Speaking of out of place, the episode encounters a rather stunning shift in the plot, as we get to have the boys meet the Universe itself.
First off – Futurama did it.
Secondly, it feels rather sudden and “normal” for a science fiction show. I’m giving it a pass since Red Dwarf often plays with science fiction tropes, and (as far as I’m aware), few have mastered the idea of meeting the highest entity possible successfully. Besides Futurama‘s success in doing so, I can remember Star Trek V doing so, and the payoff underwhelming. I guess the idea of the Universe being (relatively) easily contactable plays to Red Dwarf‘s parody of the genre as a whole. And, hey, the Universe itself goes through a midlife crisis thanks to Kryten’s questioning.
However, in trying to solve the Universe’s midlife crisis, Kryten comes to his own resolution – that the Universe has created love, and by extension, that since love exists as created by the highest entity, that there is a life worth living. That one phone call solving Krytie’s existential crisis? Sounds strange, but honestly, it works quite well.

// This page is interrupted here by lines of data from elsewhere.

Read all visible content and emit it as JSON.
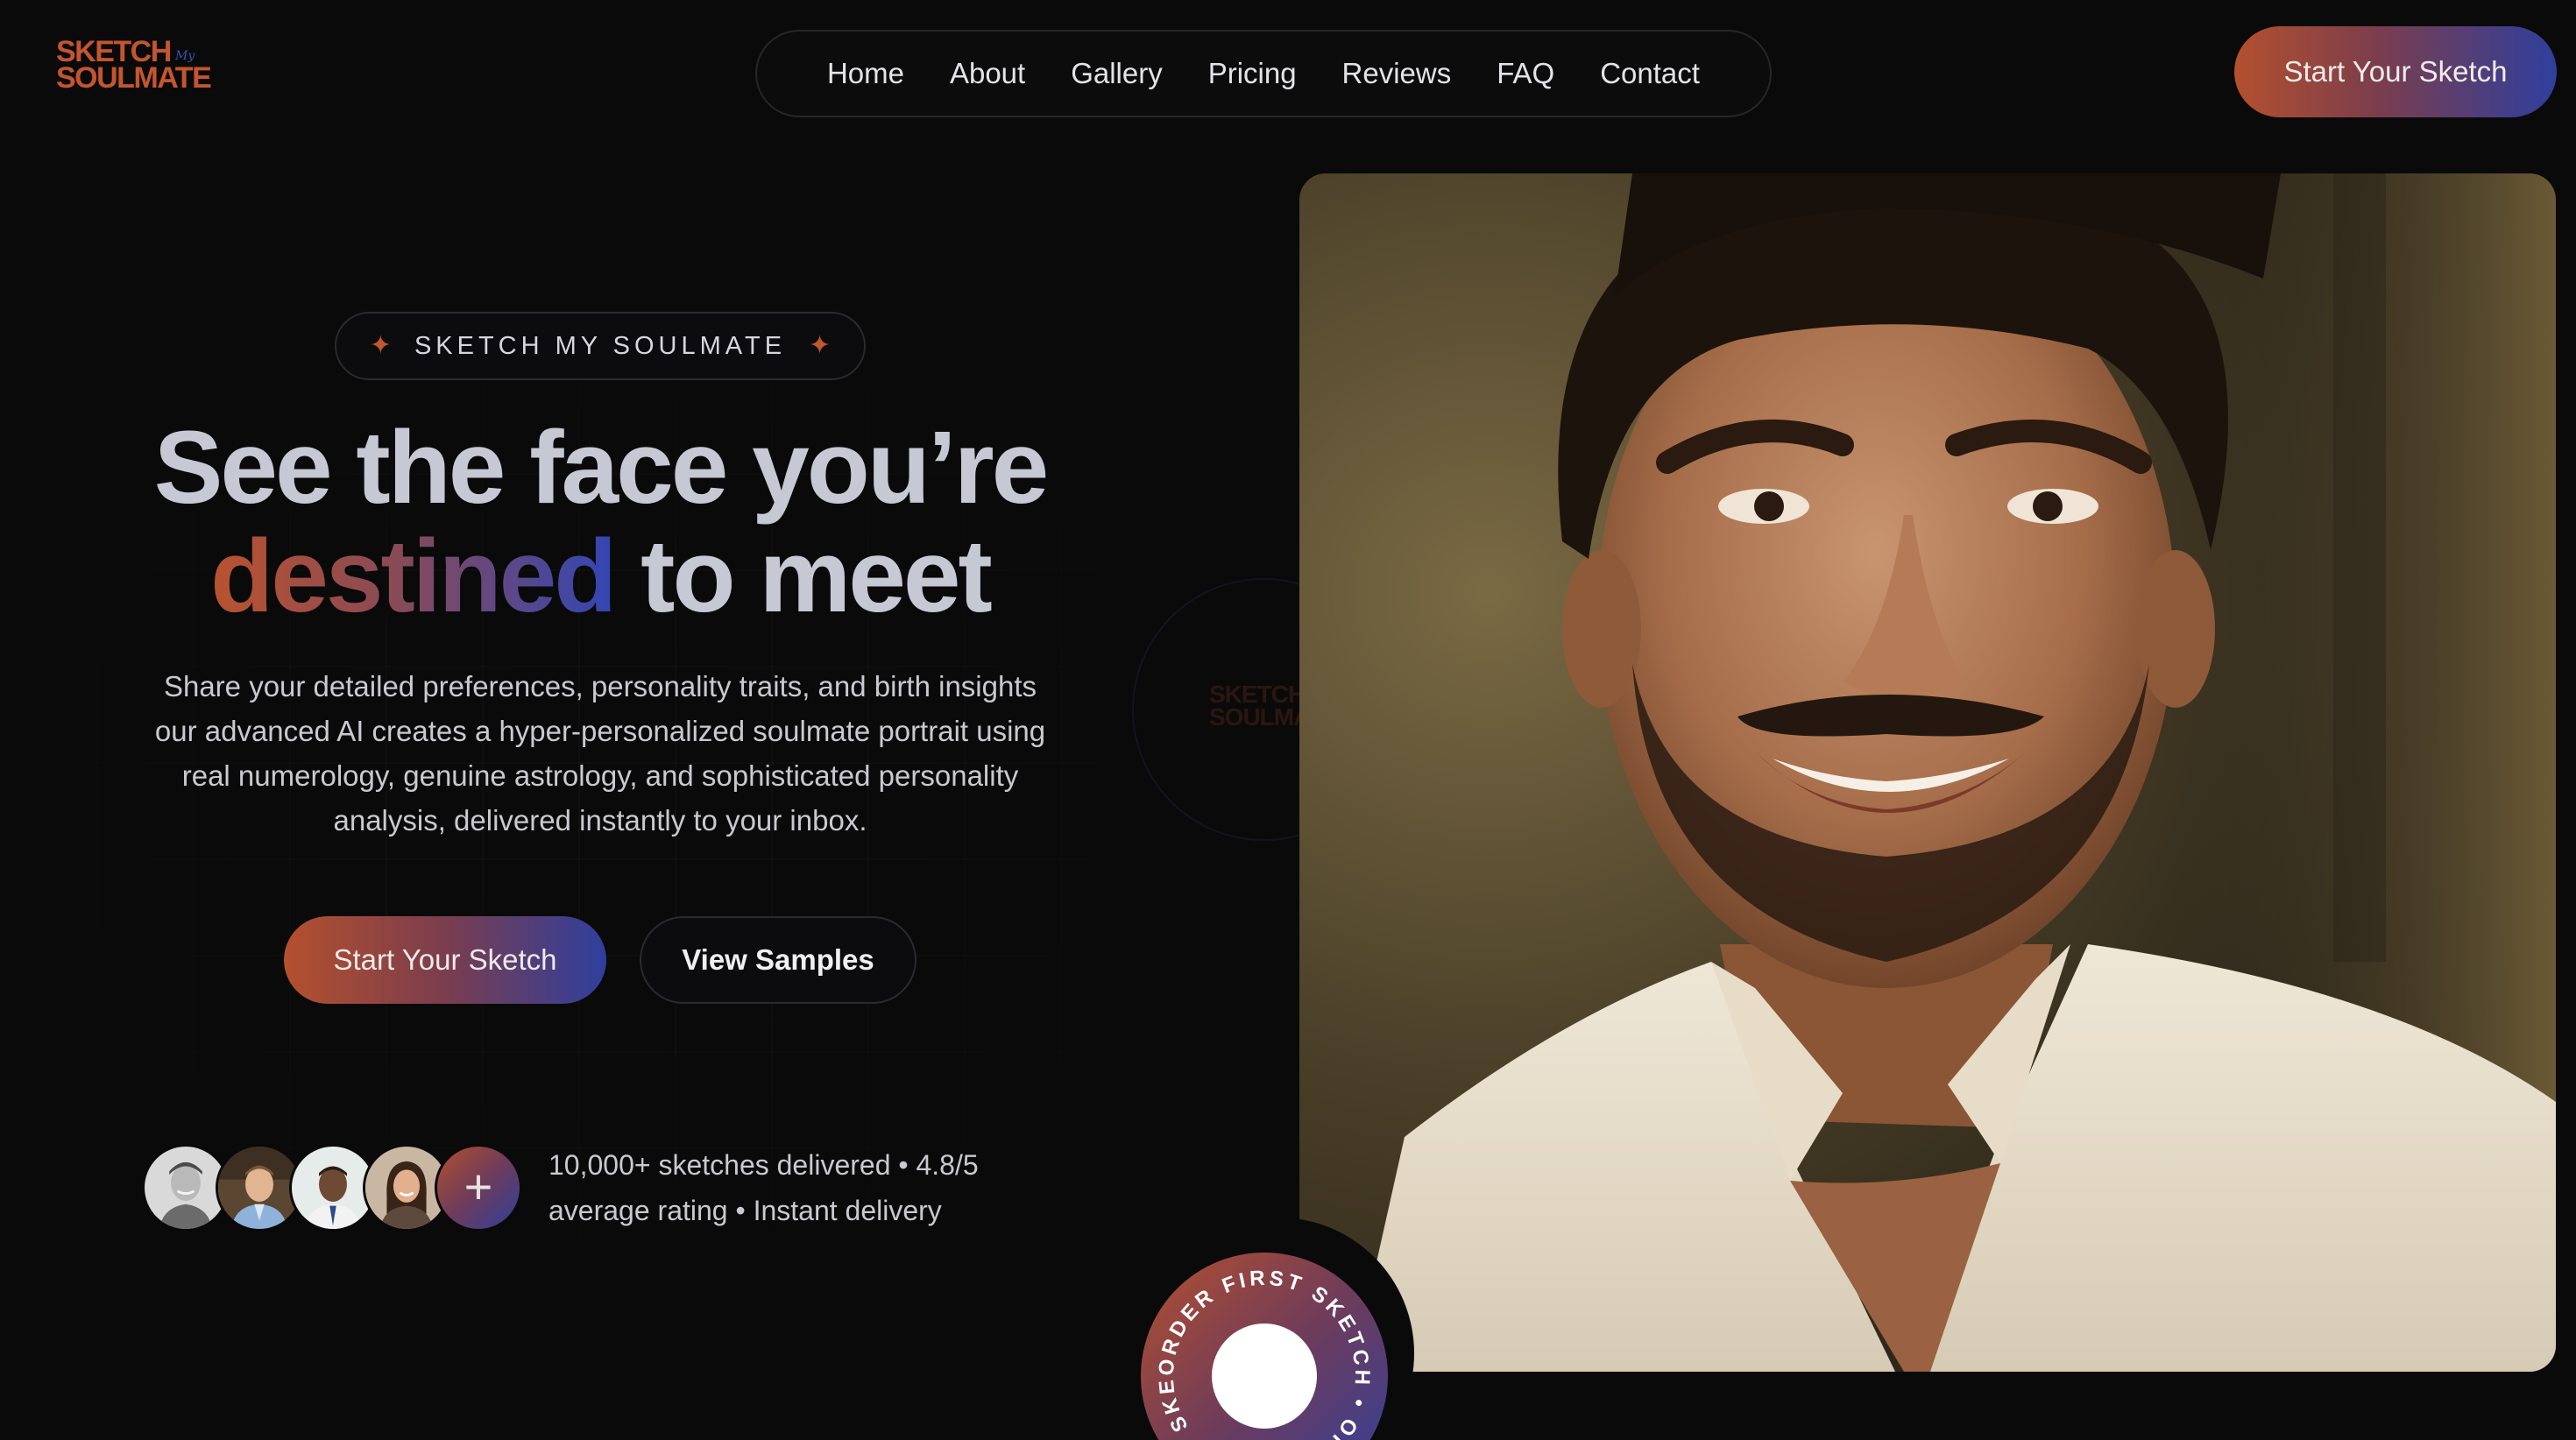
{
  "brand": {
    "logo_line1": "SKETCH",
    "logo_my": "My",
    "logo_line2": "SOULMATE",
    "accent": "#c3552f",
    "accent_blue": "#3346b4"
  },
  "nav": {
    "items": [
      {
        "label": "Home"
      },
      {
        "label": "About"
      },
      {
        "label": "Gallery"
      },
      {
        "label": "Pricing"
      },
      {
        "label": "Reviews"
      },
      {
        "label": "FAQ"
      },
      {
        "label": "Contact"
      }
    ],
    "cta_label": "Start Your Sketch"
  },
  "hero": {
    "badge_label": "SKETCH MY SOULMATE",
    "badge_icon": "sparkle-icon",
    "headline_line1": "See the face you’re",
    "headline_highlight": "destined",
    "headline_rest": "to meet",
    "subtext": "Share your detailed preferences, personality traits, and birth insights our advanced AI creates a hyper-personalized soulmate portrait using real numerology, genuine astrology, and sophisticated personality analysis, delivered instantly to your inbox.",
    "primary_button": "Start Your Sketch",
    "secondary_button": "View Samples",
    "social_proof_line1": "10,000+ sketches delivered • 4.8/5",
    "social_proof_line2": "average rating • Instant delivery",
    "avatar_plus": "+",
    "avatar_icons": [
      "avatar-man-1",
      "avatar-man-2",
      "avatar-man-3",
      "avatar-woman-1"
    ]
  },
  "watermark": {
    "line1": "SKETCH",
    "line2": "SOULMA"
  },
  "ring_badge": {
    "text": "ORDER FIRST SKETCH • ORDER FIRST SKETCH • "
  }
}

It proves that even if you don’t see the fruits of one’s labor, that you have contributed something worthwhile to the universe – even if it’s just a concept.
Yeah, it’s a message that wouldn’t seem out of place in Star Trek or Steven Universe. However, it’s implementation – giving the Universe a midlife crisis – truly fits into the style of Red Dwarf. (That, and it turns out Butler is friends with the Universe. Much as the character grated on my nerves, I did laugh at that, cos that’s what we expect from Red Dwarf.)
“Krysis”, overall, turned out to be a rather pleasant surprise. It had an interesting theme behind it, put a lovable character in the spotlight yet again, and while not having the best side character, still managed to deliver quite a few laughs. It’s a solid episode of a solid series.
One more left.
- Before anybody asks, I am aware that a Series 3000 Mechanoid was described in “Out of Time” as more human than a Series 4000 Mechanoid. Let’s just leave it to the unreality bubble in that episode – a theory thought up elsewhere on the web – and let it be for now.
- Lister’s note of a midlife crisis (that he handled “northern-style”) could be a reference to his depression in “Dear Dave”, where he was disillusioned with the fact that he was the last human alive.
- Much has been made of the fact that they gave the Universe the voice of a Morgan Freeman send-up. Personally, I liked it. It gives the Universe a big, booming presence – only for it to encounter something rather human and low-key. It works on a comedy level. (What, you thought that Dave could afford the actual Morgan Freeman? They could barely afford the coffee for the actors.)
- “Kryten. Take off that suit. It really sucks.” Perfect line to complete the episode’s climax.